29 July 2013
61% of monitored sites on New Zealand Rivers now unsafe for swimming
Water quality is getting worse under the National Government according to the Government’s own data, which shows that it
is unsafe to swim at nearly two-thirds of monitored recreational sites on New Zealand rivers, the Green Party said
“The Government is failing New Zealanders on water quality given that statistics released today show that it is unsafe
to swim at 61% of monitored recreational sites on New Zealand rivers,” said Green Party water spokesperson Eugenie Sage.
Ms Sage was responding to statistics published today by the Ministry for the Environment (MfE) which show that 61% of
monitored river sites nationwide are unsafe for swimming and should be avoided. At another 19.5% of monitored sites
graded “fair,” people risk illness if they swim there.
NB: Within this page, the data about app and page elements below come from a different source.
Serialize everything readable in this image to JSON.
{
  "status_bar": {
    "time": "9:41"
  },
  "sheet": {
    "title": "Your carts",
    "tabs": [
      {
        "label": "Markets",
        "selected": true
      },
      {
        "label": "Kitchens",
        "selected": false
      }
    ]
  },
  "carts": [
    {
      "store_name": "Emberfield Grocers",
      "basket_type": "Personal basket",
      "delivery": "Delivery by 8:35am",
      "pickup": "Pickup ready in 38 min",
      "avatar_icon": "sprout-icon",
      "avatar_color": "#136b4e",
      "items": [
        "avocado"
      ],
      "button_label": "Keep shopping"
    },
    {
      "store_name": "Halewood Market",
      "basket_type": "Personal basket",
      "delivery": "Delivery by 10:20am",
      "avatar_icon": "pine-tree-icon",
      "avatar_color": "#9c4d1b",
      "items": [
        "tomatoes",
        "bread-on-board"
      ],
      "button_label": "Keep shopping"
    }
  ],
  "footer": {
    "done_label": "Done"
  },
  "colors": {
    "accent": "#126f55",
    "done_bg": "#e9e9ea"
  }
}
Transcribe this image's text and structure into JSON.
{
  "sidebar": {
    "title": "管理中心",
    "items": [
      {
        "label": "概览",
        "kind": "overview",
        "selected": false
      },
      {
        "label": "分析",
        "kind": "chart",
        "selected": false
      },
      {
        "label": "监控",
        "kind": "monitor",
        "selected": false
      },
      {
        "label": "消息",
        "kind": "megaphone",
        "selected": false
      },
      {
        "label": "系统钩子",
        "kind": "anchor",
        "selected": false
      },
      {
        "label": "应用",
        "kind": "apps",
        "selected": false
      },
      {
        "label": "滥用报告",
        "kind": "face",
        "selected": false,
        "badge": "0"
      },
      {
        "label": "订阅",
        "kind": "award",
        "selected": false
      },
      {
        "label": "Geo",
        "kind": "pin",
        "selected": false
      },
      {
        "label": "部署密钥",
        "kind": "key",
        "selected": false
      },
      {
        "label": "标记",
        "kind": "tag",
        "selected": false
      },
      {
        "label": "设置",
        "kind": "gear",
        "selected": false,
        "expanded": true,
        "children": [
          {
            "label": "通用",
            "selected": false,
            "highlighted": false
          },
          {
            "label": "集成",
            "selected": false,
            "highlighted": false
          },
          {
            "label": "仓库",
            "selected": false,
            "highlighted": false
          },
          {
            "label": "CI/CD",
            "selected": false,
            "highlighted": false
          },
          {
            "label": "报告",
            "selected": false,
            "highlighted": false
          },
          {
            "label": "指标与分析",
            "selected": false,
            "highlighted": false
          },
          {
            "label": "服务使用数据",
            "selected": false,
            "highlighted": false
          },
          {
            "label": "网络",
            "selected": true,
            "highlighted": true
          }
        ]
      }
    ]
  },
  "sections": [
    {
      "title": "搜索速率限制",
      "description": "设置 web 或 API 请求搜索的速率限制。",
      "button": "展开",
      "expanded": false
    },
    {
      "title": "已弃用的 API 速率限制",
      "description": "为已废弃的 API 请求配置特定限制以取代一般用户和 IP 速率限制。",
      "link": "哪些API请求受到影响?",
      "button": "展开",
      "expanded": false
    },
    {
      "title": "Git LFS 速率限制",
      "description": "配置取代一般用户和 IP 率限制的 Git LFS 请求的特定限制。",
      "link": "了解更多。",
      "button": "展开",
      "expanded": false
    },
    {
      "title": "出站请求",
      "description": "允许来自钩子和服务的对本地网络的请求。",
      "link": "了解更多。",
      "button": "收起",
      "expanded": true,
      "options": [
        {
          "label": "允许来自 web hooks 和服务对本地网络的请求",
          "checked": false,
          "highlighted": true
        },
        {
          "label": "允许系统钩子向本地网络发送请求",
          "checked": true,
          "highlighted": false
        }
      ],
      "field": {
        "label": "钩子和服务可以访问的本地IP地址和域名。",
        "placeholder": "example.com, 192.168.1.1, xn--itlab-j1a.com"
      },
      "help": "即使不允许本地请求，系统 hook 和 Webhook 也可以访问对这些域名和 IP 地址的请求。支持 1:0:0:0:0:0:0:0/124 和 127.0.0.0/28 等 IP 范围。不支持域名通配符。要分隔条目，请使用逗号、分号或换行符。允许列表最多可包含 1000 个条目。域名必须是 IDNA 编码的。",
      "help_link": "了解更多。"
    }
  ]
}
Only 19.5% of monitored river recreation sites are graded “very
good”, or “good” and are suitable for swimming.
“We have a freshwater crisis on our hands, and Government policy is only going to make things worse,” said Ms Sage.
“The Government implemented a toothless National Policy Statement on Freshwater Management and is planning to use money
from the sale of our state-owned energy companies to subsidise large-scale irrigation projects which have further
negative impacts on the quality of our rivers.
“Subsidising irrigation will lead to increasing land use intensification – putting more animals and fertiliser on our
land – and the science is absolutely clear that this leads to increased water pollution.
“Many of our rivers that were found to be unsafe to swim in had unacceptable levels of E. Coli, which is a marker of
“Kiwis heading down to their local swimming hole should not have to worry about faecal contamination.
“New Zealanders love our lakes and rivers and want them to be clean enough to swim and fish in,” said Ms Sage.
Suitability For Recreation Grade (SFRG) of Monitored Recreational River Sites
SFRG’s are determined by a combination of microbial assessment (E.coli) and a sanitary inspection which is calculated
from risk factors in the catchment. These risk factors are included because they could be sources of pathogens that are
not detected by the sampling.
Explanation of SFRGs from MfE report:
Very good – the site has generally excellent microbial water quality and very few potential sources of faecal pollution.
Water is considered suitable for swimming for almost all of the time.
Good – the site is considered suitable for swimming for most of the time. Swimming should be avoided during or following
Fair – the site is generally suitable for swimming, but because of the presence of significant sources of faecal
contamination, extra care should be taken to avoid swimming during or following rainfall or if there are signs of
pollution such as discoloured water, odour, or debris in the water.
Poor – the site is susceptible to faecal pollution and microbial water quality is not always suitable for swimming.
During dry weather conditions, ensure that the swimming location is free of signs of pollution, such as discoloured
water, odour or debris in the water, and avoid swimming at all times during and for up to three days following rainfall.
Very poor – the site is very susceptible to faecal pollution and microbial water quality may often be unsuitable for
swimming. It is generally recommended to avoid swimming at these sites.